The impact of water fluoridation
Trinity College Dublin researchers collaborating with University College London quantified the environmental impact of water fluoridation for a single five-year-old child over a one-year period and compared this to the use of fluoride varnish and toothbrushing programs, which are implemented in schools around the world.
“As the climate crisis starts to worsen, we need to find ways of preventing disease to reduce the environmental impact of our health systems. This research clearly demonstrates the low carbon impact of water fluoridation as an effective prevention tool,” Brett Duane, lead author of the study and Trinity researcher, said in a statement.
To understand the environmental impact, the researchers carried out a life-cycle assessment by measuring the combined travel, weight, and amount of all products and processes involved in the three preventive programs: toothbrushing, fluoride varnish, and water fluoridation. The data was then used to calculate environmental outputs.
The results showed that water fluoridation had the lowest impact in all environmental categories studied (carbon footprint, amount of water used, and amount of land used), and the lowest disability-adjusted life years impact when compared to all other methods. In other words, not only was it the most eco-friendly approach, it was also the most efficient for protecting teeth. The study also found that water fluoridation had the greatest return on investment.
Considering cost effectiveness, environmental sustainability, and clinical effectiveness, the researchers argue that water fluoridation should be the preventive intervention of choice in much more places around the world. The study strengthens the case for countries to implement water fluoridation programs to reduce dental decay, especially in vulnerable groups, they said.

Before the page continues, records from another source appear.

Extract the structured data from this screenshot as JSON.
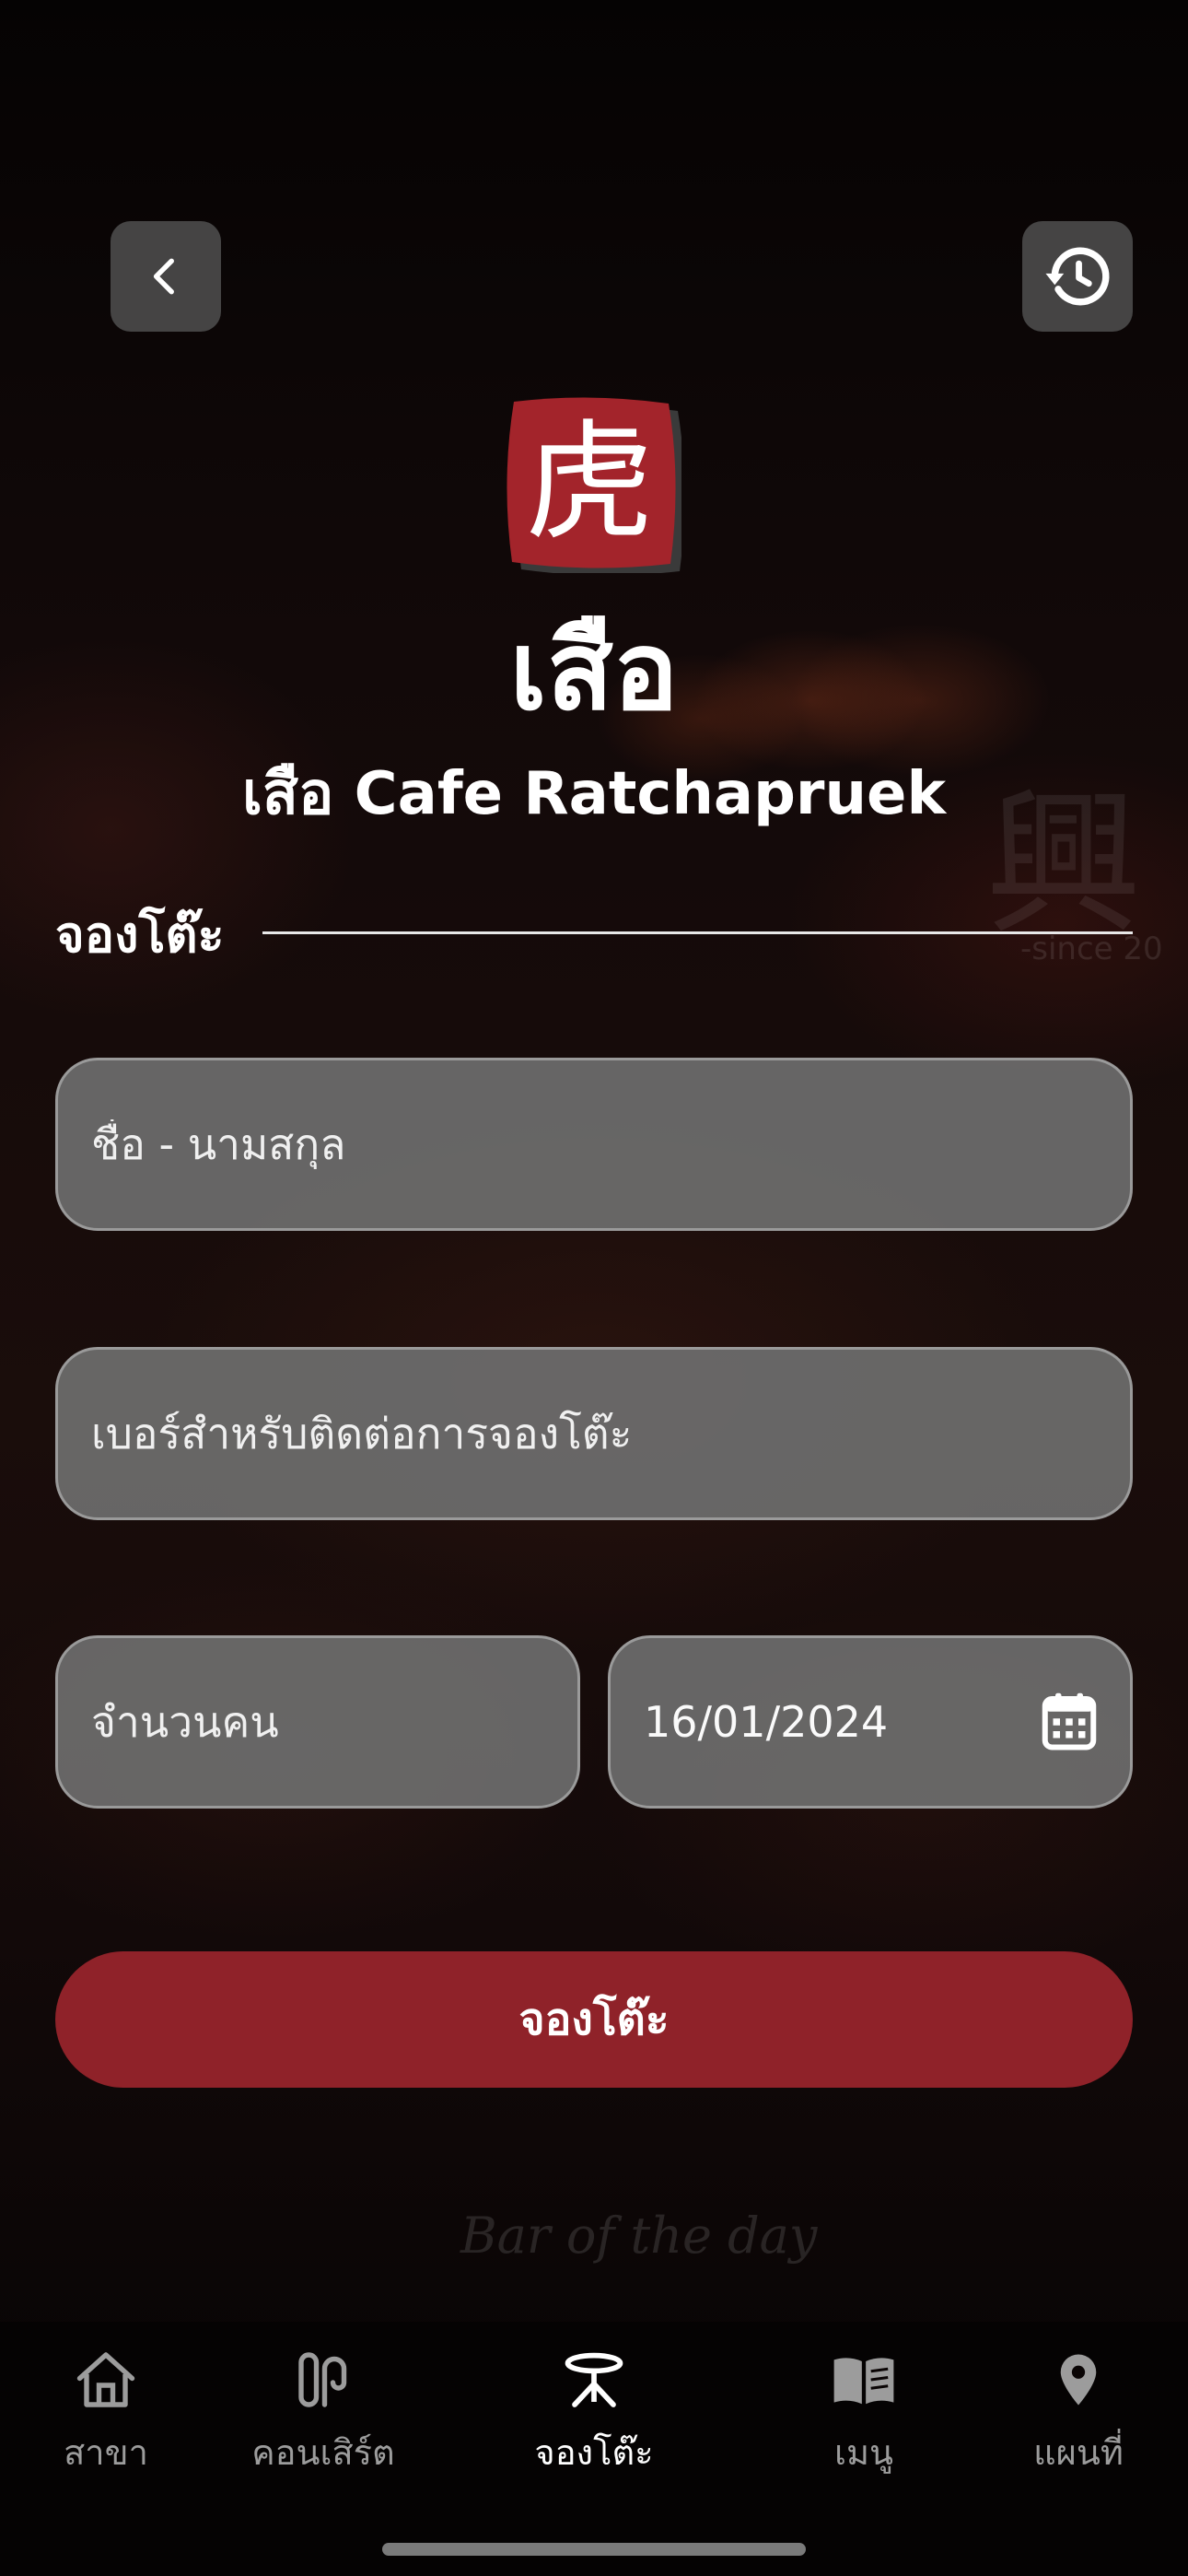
{
  "header": {
    "back_icon": "chevron-left-icon",
    "history_icon": "history-icon",
    "logo_glyph": "虎",
    "brand_word": "เสือ",
    "cafe_name": "เสือ Cafe Ratchapruek"
  },
  "background": {
    "watermark": "興",
    "since_text": "-since 20",
    "tagline": "Bar of the day"
  },
  "form": {
    "section_title": "จองโต๊ะ",
    "name_placeholder": "ชื่อ - นามสกุล",
    "phone_placeholder": "เบอร์สำหรับติดต่อการจองโต๊ะ",
    "guests_placeholder": "จำนวนคน",
    "date_value": "16/01/2024",
    "date_icon": "calendar-icon",
    "submit_label": "จองโต๊ะ"
  },
  "tabs": [
    {
      "label": "สาขา",
      "icon": "home-icon",
      "active": false
    },
    {
      "label": "คอนเสิร์ต",
      "icon": "microphone-icon",
      "active": false
    },
    {
      "label": "จองโต๊ะ",
      "icon": "table-icon",
      "active": true
    },
    {
      "label": "เมนู",
      "icon": "book-icon",
      "active": false
    },
    {
      "label": "แผนที่",
      "icon": "location-pin-icon",
      "active": false
    }
  ],
  "colors": {
    "accent": "#8f2229",
    "field_bg": "#6e6e6e",
    "tab_inactive": "#9c9c9c",
    "tab_active": "#ffffff"
  }
}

“Water fluoridation has been deemed safe by a number of different government bodies and provides significantly more benefit than any potential harm. This paper adds further positive data around water fluoridation by emphasizing its comparatively low environmental footprint compared to other established preventive programs,” the researchers wrote.
Worldwide, the Irish Republic and Singapore are the only countries that implement mandatory water fluoridation. The US also has a large-scale fluoridation program, as do Malaysia and Singapore. Several other country have a minority of their water supply fluoridated.
The study was published in the British Dental Journal.